This category covers establishments engaged primarily in operating buses to transport pupils to and from school. School bus establishments operated by educational institutions are considered auxiliaries. This category does not include companies offering only bus manufacturing or maintenance.
School and Employee Bus Industry
There were 4,287 establishments in this industry in 2001, employing 168,940 total workers with a payroll of $2.47 billion. About 43 percent were small organizations with fewer than 10 employees. In 2000, there were 1,960 school bus drivers earning a median hourly wage of $8.82. As of 1999, nearly half of the nation's children—24 million—rode buses to and from school. Sixty percent of all school buses were owned and operated by individual school districts, many maintaining as few as one or two buses; the remaining 40 percent of vehicles belonged to private companies that contracted their services with school districts.

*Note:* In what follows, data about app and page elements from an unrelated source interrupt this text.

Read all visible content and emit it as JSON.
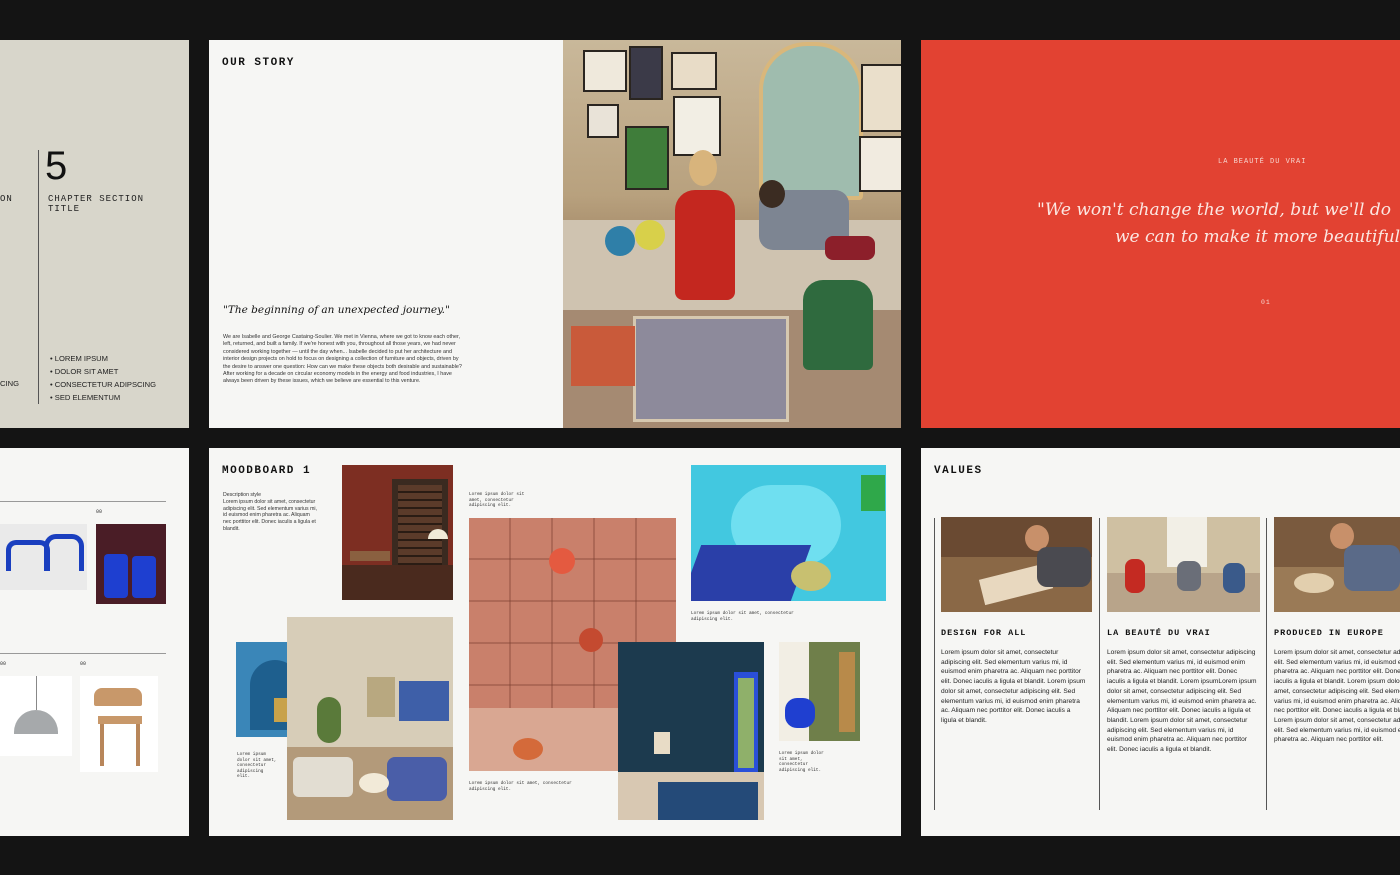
{
  "chapter": {
    "number": "5",
    "partial_label": "ON",
    "title": "CHAPTER SECTION TITLE",
    "partial_left_item": "CING",
    "items": [
      "LOREM IPSUM",
      "DOLOR SIT AMET",
      "CONSECTETUR ADIPSCING",
      "SED ELEMENTUM"
    ]
  },
  "story": {
    "heading": "OUR STORY",
    "quote": "\"The beginning of an unexpected journey.\"",
    "body": "We are Isabelle and George Castaing-Soulier. We met in Vienna, where we got to know each other, left, returned, and built a family. If we're honest with you, throughout all those years, we had never considered working together — until the day when... Isabelle decided to put her architecture and interior design projects on hold to focus on designing a collection of furniture and objects, driven by the desire to answer one question: How can we make these objects both desirable and sustainable? After working for a decade on circular economy models in the energy and food industries, I have always been driven by these issues, which we believe are essential to this venture."
  },
  "quote_slide": {
    "label": "LA BEAUTÉ DU VRAI",
    "quote_line1": "\"We won't change the world, but we'll do",
    "quote_line2": "we can to make it more beautiful",
    "page": "01"
  },
  "products": {
    "label_1": "00",
    "label_2": "00",
    "label_3": "00"
  },
  "moodboard": {
    "title": "MOODBOARD 1",
    "description": "Description style\nLorem ipsum dolor sit amet, consectetur adipiscing elit. Sed elementum varius mi, id euismod enim pharetra ac. Aliquam nec porttitor elit. Donec iaculis a ligula et blandit.",
    "caption_a": "Lorem ipsum dolor sit amet, consectetur adipiscing elit.",
    "caption_b": "Lorem ipsum dolor sit amet, consectetur adipiscing elit.",
    "caption_c": "Lorem ipsum dolor sit amet, consectetur adipiscing elit.",
    "caption_d": "Lorem ipsum dolor sit amet, consectetur adipiscing elit.",
    "caption_e": "Lorem ipsum dolor sit amet, consectetur adipiscing elit."
  },
  "values": {
    "title": "VALUES",
    "columns": [
      {
        "heading": "DESIGN FOR ALL",
        "text": "Lorem ipsum dolor sit amet, consectetur adipiscing elit. Sed elementum varius mi, id euismod enim pharetra ac. Aliquam nec porttitor elit. Donec iaculis a ligula et blandit. Lorem ipsum dolor sit amet, consectetur adipiscing elit. Sed elementum varius mi, id euismod enim pharetra ac. Aliquam nec porttitor elit. Donec iaculis a ligula et blandit."
      },
      {
        "heading": "LA BEAUTÉ DU VRAI",
        "text": "Lorem ipsum dolor sit amet, consectetur adipiscing elit. Sed elementum varius mi, id euismod enim pharetra ac. Aliquam nec porttitor elit. Donec iaculis a ligula et blandit. Lorem ipsumLorem ipsum dolor sit amet, consectetur adipiscing elit. Sed elementum varius mi, id euismod enim pharetra ac. Aliquam nec porttitor elit. Donec iaculis a ligula et blandit. Lorem ipsum dolor sit amet, consectetur adipiscing elit. Sed elementum varius mi, id euismod enim pharetra ac. Aliquam nec porttitor elit. Donec iaculis a ligula et blandit."
      },
      {
        "heading": "PRODUCED IN EUROPE",
        "text": "Lorem ipsum dolor sit amet, consectetur adipiscing elit. Sed elementum varius mi, id euismod enim pharetra ac. Aliquam nec porttitor elit. Donec iaculis a ligula et blandit. Lorem ipsum dolor sit amet, consectetur adipiscing elit. Sed elementum varius mi, id euismod enim pharetra ac. Aliquam nec porttitor elit. Donec iaculis a ligula et blandit. Lorem ipsum dolor sit amet, consectetur adipiscing elit. Sed elementum varius mi, id euismod enim pharetra ac. Aliquam nec porttitor elit."
      }
    ]
  },
  "colors": {
    "background": "#141414",
    "beige": "#d8d6cb",
    "red": "#e24232",
    "paper": "#f6f6f4"
  }
}
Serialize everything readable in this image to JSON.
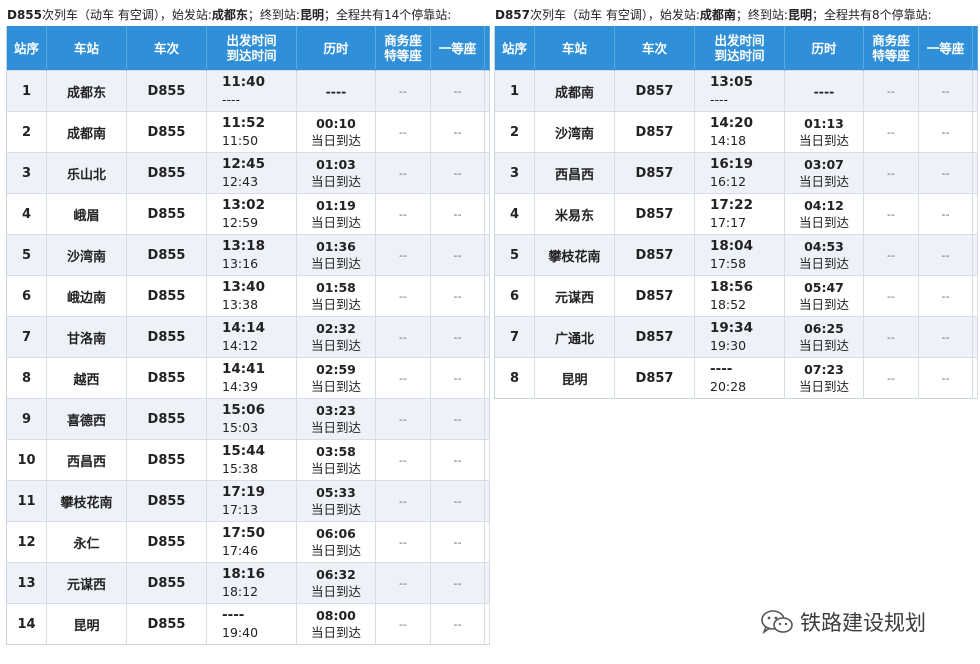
{
  "left": {
    "title_code": "D855",
    "title_a": "次列车（动车 有空调），始发站:",
    "origin": "成都东",
    "title_b": "；终到站:",
    "terminus": "昆明",
    "title_c": "；全程共有14个停靠站:",
    "headers": [
      "站序",
      "车站",
      "车次",
      "出发时间",
      "到达时间",
      "历时",
      "商务座",
      "特等座",
      "一等座"
    ],
    "rows": [
      {
        "seq": "1",
        "station": "成都东",
        "code": "D855",
        "dep": "11:40",
        "arr": "----",
        "dur": "----",
        "day": "",
        "b1": "--",
        "b2": "--"
      },
      {
        "seq": "2",
        "station": "成都南",
        "code": "D855",
        "dep": "11:52",
        "arr": "11:50",
        "dur": "00:10",
        "day": "当日到达",
        "b1": "--",
        "b2": "--"
      },
      {
        "seq": "3",
        "station": "乐山北",
        "code": "D855",
        "dep": "12:45",
        "arr": "12:43",
        "dur": "01:03",
        "day": "当日到达",
        "b1": "--",
        "b2": "--"
      },
      {
        "seq": "4",
        "station": "峨眉",
        "code": "D855",
        "dep": "13:02",
        "arr": "12:59",
        "dur": "01:19",
        "day": "当日到达",
        "b1": "--",
        "b2": "--"
      },
      {
        "seq": "5",
        "station": "沙湾南",
        "code": "D855",
        "dep": "13:18",
        "arr": "13:16",
        "dur": "01:36",
        "day": "当日到达",
        "b1": "--",
        "b2": "--"
      },
      {
        "seq": "6",
        "station": "峨边南",
        "code": "D855",
        "dep": "13:40",
        "arr": "13:38",
        "dur": "01:58",
        "day": "当日到达",
        "b1": "--",
        "b2": "--"
      },
      {
        "seq": "7",
        "station": "甘洛南",
        "code": "D855",
        "dep": "14:14",
        "arr": "14:12",
        "dur": "02:32",
        "day": "当日到达",
        "b1": "--",
        "b2": "--"
      },
      {
        "seq": "8",
        "station": "越西",
        "code": "D855",
        "dep": "14:41",
        "arr": "14:39",
        "dur": "02:59",
        "day": "当日到达",
        "b1": "--",
        "b2": "--"
      },
      {
        "seq": "9",
        "station": "喜德西",
        "code": "D855",
        "dep": "15:06",
        "arr": "15:03",
        "dur": "03:23",
        "day": "当日到达",
        "b1": "--",
        "b2": "--"
      },
      {
        "seq": "10",
        "station": "西昌西",
        "code": "D855",
        "dep": "15:44",
        "arr": "15:38",
        "dur": "03:58",
        "day": "当日到达",
        "b1": "--",
        "b2": "--"
      },
      {
        "seq": "11",
        "station": "攀枝花南",
        "code": "D855",
        "dep": "17:19",
        "arr": "17:13",
        "dur": "05:33",
        "day": "当日到达",
        "b1": "--",
        "b2": "--"
      },
      {
        "seq": "12",
        "station": "永仁",
        "code": "D855",
        "dep": "17:50",
        "arr": "17:46",
        "dur": "06:06",
        "day": "当日到达",
        "b1": "--",
        "b2": "--"
      },
      {
        "seq": "13",
        "station": "元谋西",
        "code": "D855",
        "dep": "18:16",
        "arr": "18:12",
        "dur": "06:32",
        "day": "当日到达",
        "b1": "--",
        "b2": "--"
      },
      {
        "seq": "14",
        "station": "昆明",
        "code": "D855",
        "dep": "----",
        "arr": "19:40",
        "dur": "08:00",
        "day": "当日到达",
        "b1": "--",
        "b2": "--"
      }
    ]
  },
  "right": {
    "title_code": "D857",
    "title_a": "次列车（动车 有空调），始发站:",
    "origin": "成都南",
    "title_b": "；终到站:",
    "terminus": "昆明",
    "title_c": "；全程共有8个停靠站:",
    "headers": [
      "站序",
      "车站",
      "车次",
      "出发时间",
      "到达时间",
      "历时",
      "商务座",
      "特等座",
      "一等座"
    ],
    "rows": [
      {
        "seq": "1",
        "station": "成都南",
        "code": "D857",
        "dep": "13:05",
        "arr": "----",
        "dur": "----",
        "day": "",
        "b1": "--",
        "b2": "--"
      },
      {
        "seq": "2",
        "station": "沙湾南",
        "code": "D857",
        "dep": "14:20",
        "arr": "14:18",
        "dur": "01:13",
        "day": "当日到达",
        "b1": "--",
        "b2": "--"
      },
      {
        "seq": "3",
        "station": "西昌西",
        "code": "D857",
        "dep": "16:19",
        "arr": "16:12",
        "dur": "03:07",
        "day": "当日到达",
        "b1": "--",
        "b2": "--"
      },
      {
        "seq": "4",
        "station": "米易东",
        "code": "D857",
        "dep": "17:22",
        "arr": "17:17",
        "dur": "04:12",
        "day": "当日到达",
        "b1": "--",
        "b2": "--"
      },
      {
        "seq": "5",
        "station": "攀枝花南",
        "code": "D857",
        "dep": "18:04",
        "arr": "17:58",
        "dur": "04:53",
        "day": "当日到达",
        "b1": "--",
        "b2": "--"
      },
      {
        "seq": "6",
        "station": "元谋西",
        "code": "D857",
        "dep": "18:56",
        "arr": "18:52",
        "dur": "05:47",
        "day": "当日到达",
        "b1": "--",
        "b2": "--"
      },
      {
        "seq": "7",
        "station": "广通北",
        "code": "D857",
        "dep": "19:34",
        "arr": "19:30",
        "dur": "06:25",
        "day": "当日到达",
        "b1": "--",
        "b2": "--"
      },
      {
        "seq": "8",
        "station": "昆明",
        "code": "D857",
        "dep": "----",
        "arr": "20:28",
        "dur": "07:23",
        "day": "当日到达",
        "b1": "--",
        "b2": "--"
      }
    ]
  },
  "watermark": {
    "text": "铁路建设规划",
    "icon": "wechat-icon"
  },
  "colors": {
    "header": "#2f8fd8",
    "row_alt": "#eef2f8"
  }
}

Largely unregulated until the latter part of the twentieth century, the school bus industry began with the manufacture of vehicles owned by individual schools and districts and developed concurrently with the automobile industry. In the late 1960s, bus companies were exposed, peripherally, to the struggle for racial integration of American schools and, more directly in the early 1970s, to the automobile safety movement led by activist Ralph Nader. In the 1990s, bus companies continued to be subject to national and state safety legislation; during this time, a debate over the need for school bus seat belts was tabled, as advocates on either side of the issue failed to turn up conclusive information.
Safety issues have largely impelled innovations in the school bus industry. In August 1998, the National Highway Traffic Safety Administration (NHTSA) announced an extensive two-year research program to consider alternative methods for potentially improving federal school bus passenger crash protection requirements. Nevertheless, fatalities in school bus-related accidents continued to decline, with a 19 percent reduction in deaths from 1980 to 1990. In the 1990s, there was an average of 32 school-age children fatalities each year.
Since many fatalities occurred when buses hit riders passing through the bus driver's blind spot, some buses were being equipped with automatic "crossing gates" that swung out when the bus stopped, forcing children...